Can you register packaging as a trademark? The current case of Milka vs. RITTERSPORT proves that you can. For about ten years, the lilac giant has tried to topple the trademark on square packaging and demanded that the trademark on the square shape of the packaging be deleted.

As the court of last instance, the Federal Supreme Court in Karlsruhe (Bundesgerichtshof, BGH) has now ruled that the trademark on the square packaging will remain in force. Alfred Ritter GmbH & Co. KG, based in Waldenbruch near Stuttgart, Germany, welcomes “the final decision of the Federal Supreme Court expressly”, according to a company statement to the press.
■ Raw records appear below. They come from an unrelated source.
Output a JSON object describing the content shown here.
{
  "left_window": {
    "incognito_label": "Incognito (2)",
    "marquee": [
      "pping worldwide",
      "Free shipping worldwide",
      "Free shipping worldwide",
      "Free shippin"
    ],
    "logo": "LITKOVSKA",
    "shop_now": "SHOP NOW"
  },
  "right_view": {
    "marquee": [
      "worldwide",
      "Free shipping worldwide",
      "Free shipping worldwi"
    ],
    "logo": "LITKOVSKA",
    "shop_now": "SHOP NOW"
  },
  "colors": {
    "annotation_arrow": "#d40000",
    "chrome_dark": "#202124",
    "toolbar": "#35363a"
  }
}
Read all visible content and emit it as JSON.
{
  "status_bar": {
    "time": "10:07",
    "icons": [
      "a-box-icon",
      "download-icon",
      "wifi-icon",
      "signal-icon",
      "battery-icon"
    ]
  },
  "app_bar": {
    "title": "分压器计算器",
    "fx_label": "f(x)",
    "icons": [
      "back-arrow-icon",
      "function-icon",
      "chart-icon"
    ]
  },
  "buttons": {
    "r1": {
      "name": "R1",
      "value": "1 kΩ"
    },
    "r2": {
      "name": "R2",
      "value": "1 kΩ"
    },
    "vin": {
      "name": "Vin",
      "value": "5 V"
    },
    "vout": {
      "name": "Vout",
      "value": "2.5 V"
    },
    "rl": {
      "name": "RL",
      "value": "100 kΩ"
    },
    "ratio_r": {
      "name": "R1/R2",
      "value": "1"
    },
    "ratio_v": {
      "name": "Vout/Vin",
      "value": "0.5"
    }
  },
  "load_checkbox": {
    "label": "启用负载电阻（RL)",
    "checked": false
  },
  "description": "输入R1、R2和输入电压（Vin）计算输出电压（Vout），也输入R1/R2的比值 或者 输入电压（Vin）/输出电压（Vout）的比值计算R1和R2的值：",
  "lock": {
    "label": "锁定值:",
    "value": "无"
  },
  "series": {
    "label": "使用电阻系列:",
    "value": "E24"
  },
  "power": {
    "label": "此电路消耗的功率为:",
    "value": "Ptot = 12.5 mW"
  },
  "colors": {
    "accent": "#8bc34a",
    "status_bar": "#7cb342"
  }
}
The family-owned company went on to say that it values its square packaging just as much as Mondelēz values the colour lilac in its own Milka packaging – which is also trademark protected.

RITTERSPORT VS. MILKA 

The many specialised law firms that handle trademark protection in packaging are just one indication of how important the packaging shape, logo, colours and lettering are for a product’s brand identity; surveys conducted by the trademark owners themselves are another. RITTERSPORT, for example, used an expert opinion to confirm that the vast majority of consumers in Germany associate chocolate packaged in square shapes with the RITTERSPORT brand – “even if the bar is packed in white foil with no logo or lettering,” explains Thomas Seeger, Head of Legal and Corporate Communications at Alfred Ritter GmbH & Co. KG. 

TRUE FRUITS VS. COCA-COLA: DELIBERATE PROVOCATION WITH A POSITIVE EFFECT ON SALES

“The BGH decision in favour of the square shape as a 3D brand is founded in the high recognisability of the brand based on its packaging,” explains Dr. Eckhard Ratjen, Certified Industrial Property Lawyer at law firm BOEHMERT & BOEHMERT. “The essential question behind this is, does the shape lend the good its essential value?”

Generally, companies can freely decide what they would like to trademark. Coca-Cola, for example, has trademarked the letter C, along with the distinct shade of red and the Coca-Cola word trademark, making it all the more interesting to see how the new special edition launched by beverage manufacturer True Fruits will be handled; here, the Pina Colada lettering is heavily based on the Coca-Cola slogan. Thanks to the attention the campaign garnered in the media, the special edition sold out immediately online. “This kind of satirical advertising campaign can quickly become expensive, a fact – one must presume – that has already been included in marketing budget calculations. Beyond a clear trademark infringement, this campaign could also have penal consequences,” Ratjen explains.